If you’re writing a realistic fiction book and you’re wondering whether it’s literary fiction or realistic fiction, the answer is that it depends on who reads it, what they think, and how they interpret it. In other words, don’t worry about it too much. Literary and realistic fiction are often used interchangeably, technically mean different things, and it doesn’t ultimately matter much.
The really, really mundane.
Here’s the thing: your book shouldn’t be boring, regardless of the genre.
Don’t Write Boring
Yes, realistic fiction should deal with everyday, relatable issues. It’s the job of the author, however, to transform those issues into an interesting story for the reader.

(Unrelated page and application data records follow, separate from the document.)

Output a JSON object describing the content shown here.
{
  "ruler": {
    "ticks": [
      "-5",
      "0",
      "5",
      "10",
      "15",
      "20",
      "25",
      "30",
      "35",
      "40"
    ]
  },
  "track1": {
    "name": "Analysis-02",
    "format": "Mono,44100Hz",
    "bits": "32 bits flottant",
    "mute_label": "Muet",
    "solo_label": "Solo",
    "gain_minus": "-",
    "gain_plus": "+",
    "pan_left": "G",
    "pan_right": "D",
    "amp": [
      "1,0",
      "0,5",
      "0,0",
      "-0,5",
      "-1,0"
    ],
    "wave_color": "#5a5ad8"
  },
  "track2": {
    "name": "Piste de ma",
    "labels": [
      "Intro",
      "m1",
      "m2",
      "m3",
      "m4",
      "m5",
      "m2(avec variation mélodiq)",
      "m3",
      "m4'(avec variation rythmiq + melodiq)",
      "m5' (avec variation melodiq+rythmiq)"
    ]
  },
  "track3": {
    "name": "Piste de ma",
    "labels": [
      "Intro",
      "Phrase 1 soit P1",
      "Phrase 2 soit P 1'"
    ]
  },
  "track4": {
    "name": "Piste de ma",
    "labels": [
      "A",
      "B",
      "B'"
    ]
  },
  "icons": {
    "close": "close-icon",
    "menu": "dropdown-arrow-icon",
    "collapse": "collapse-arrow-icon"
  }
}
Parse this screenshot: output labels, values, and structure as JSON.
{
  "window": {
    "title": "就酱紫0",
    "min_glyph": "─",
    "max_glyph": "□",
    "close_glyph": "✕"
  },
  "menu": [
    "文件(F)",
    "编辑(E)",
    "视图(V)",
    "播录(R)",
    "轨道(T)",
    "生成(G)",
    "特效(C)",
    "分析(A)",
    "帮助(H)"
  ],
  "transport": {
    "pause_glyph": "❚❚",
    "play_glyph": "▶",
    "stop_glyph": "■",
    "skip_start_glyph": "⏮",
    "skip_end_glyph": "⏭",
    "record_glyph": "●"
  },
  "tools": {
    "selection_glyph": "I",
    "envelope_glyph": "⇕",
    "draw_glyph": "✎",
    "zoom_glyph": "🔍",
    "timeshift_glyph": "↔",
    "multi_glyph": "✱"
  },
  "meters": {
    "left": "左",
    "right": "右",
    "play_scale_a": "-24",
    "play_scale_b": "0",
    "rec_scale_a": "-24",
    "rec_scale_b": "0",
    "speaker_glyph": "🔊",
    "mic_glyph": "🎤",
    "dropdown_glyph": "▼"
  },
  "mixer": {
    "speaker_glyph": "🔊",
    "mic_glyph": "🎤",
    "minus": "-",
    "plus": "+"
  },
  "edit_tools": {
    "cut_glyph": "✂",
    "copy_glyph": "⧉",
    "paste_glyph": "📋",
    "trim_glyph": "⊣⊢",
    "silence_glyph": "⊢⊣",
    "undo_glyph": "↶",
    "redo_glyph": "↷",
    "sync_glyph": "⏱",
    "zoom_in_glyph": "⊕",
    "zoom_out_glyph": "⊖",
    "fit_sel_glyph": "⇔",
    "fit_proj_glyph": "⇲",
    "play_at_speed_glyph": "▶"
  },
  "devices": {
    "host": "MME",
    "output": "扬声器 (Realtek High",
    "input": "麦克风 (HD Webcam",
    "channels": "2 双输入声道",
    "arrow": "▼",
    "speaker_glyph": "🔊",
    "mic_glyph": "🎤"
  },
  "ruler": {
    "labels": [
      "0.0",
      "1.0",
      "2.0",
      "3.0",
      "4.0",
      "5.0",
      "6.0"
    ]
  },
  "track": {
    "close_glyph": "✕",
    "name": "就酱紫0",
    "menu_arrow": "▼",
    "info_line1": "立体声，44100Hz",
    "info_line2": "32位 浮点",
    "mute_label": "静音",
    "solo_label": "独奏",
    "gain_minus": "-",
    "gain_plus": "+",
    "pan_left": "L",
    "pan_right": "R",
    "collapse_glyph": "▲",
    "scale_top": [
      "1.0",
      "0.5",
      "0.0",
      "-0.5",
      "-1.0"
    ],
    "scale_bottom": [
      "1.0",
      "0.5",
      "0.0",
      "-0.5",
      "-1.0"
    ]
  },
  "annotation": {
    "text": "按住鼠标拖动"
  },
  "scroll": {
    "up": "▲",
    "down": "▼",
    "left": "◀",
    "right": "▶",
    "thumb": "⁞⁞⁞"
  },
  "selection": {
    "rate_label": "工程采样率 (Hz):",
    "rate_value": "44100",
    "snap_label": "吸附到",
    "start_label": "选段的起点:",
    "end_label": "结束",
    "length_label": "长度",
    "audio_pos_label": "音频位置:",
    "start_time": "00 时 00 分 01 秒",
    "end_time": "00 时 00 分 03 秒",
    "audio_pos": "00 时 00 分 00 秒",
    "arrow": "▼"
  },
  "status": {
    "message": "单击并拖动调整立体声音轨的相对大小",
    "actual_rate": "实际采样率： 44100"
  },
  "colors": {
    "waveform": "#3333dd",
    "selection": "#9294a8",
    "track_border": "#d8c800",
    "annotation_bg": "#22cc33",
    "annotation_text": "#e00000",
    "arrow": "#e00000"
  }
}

A book about a man who goes to work every day, participates in a totally normal marriage, and dies happy at seventy-six is technically realistic fiction, but it’s not compelling.
In any story, there needs to be stakes. Just because there isn’t a political revolution or a dragon invasion or a zombie apocalypse doesn’t mean we can’t feel those stakes! Maybe your character is about to graduate high school and leave their long-term boyfriend. Maybe they’re in a tragic car accident and lose their sibling or parent.
These things happen to people all the time, and they’re full of conflict and interesting story detail. Make art of the mundane, but don’t make your art mundane!
You might notice that some realistic fiction has a subplot that might be considered genre fiction. The Fault in Our Stars, for example, has a romance subplot, as does most contemporary YA and most coming-of-age. In stories like Turtles all the Way Down, we have a coming-of-age that’s mixed with a murder mystery. Why does that count as realistic fiction?
The reason, simply, is that even with those elements, these stories are still believable stories set in realistic settings with takeaways that are applicable to the reader. The message of Turtles all the Way Down isn’t that Aza is a smart detective–the murder mystery isn’t the core dilemma. Growing up is the core dilemma.
A hard rule, though, is that you absolutely should not have supernatural elements in your realistic fiction story. And if you consider the criteria we’ve discussed, this makes sense. How can a story have a relatable takeaway if the characters solved their problems using magic, or if they had some sort of divine intervention?
Magic, supernatural creatures, fantasy settings, and that sort of thing have their time and place. And if you’re interested in writing about a world like ours with magical elements, maybe you’d be happy writing urban fantasy or supernatural pieces! But it won’t work for realistic fic.
Examples of realistic fiction
One of the best ways we can learn to write anything is to read. So where do we start with examples of realistic fiction?
If you’re interested in YA or books dealing with teen issues, here’s a quick list of some famous books to get you started:
The Hate U Give by Angie Thomas
The Fault in Our Stars by John Green
The Perks of Being a Wallflower by Stephen Chbosky
Just Listen by Sarah Dessen
It’s Kind of a Funny Story by Ned Vizzini
The Poet X by Elizabeth Acevedo
If you’re more interested in fiction that deals with more adult issues, here’s a starter pack for that:
Little Fires Everywhere by Celeste Ng
Where’d You Go, Bernadette by Maria Semple
An American Marriage by Tayari Jones
The Joy Luck Club by Amy Tan
The Vanishing Half by Brit Bennet
The Great Gatsby by F. Scott Fitzgerald
You know what realistic fiction is, how to write it, and some great examples from a variety of authors to get an idea of how it’s written. You’re ready to go forth and write your own realistic fiction novel!
Do you have any advice on how to make an engaging, interesting realistic fiction story? Do you prefer realistic fiction to genre fic or vice versa?
Strike up a convo in the comments below!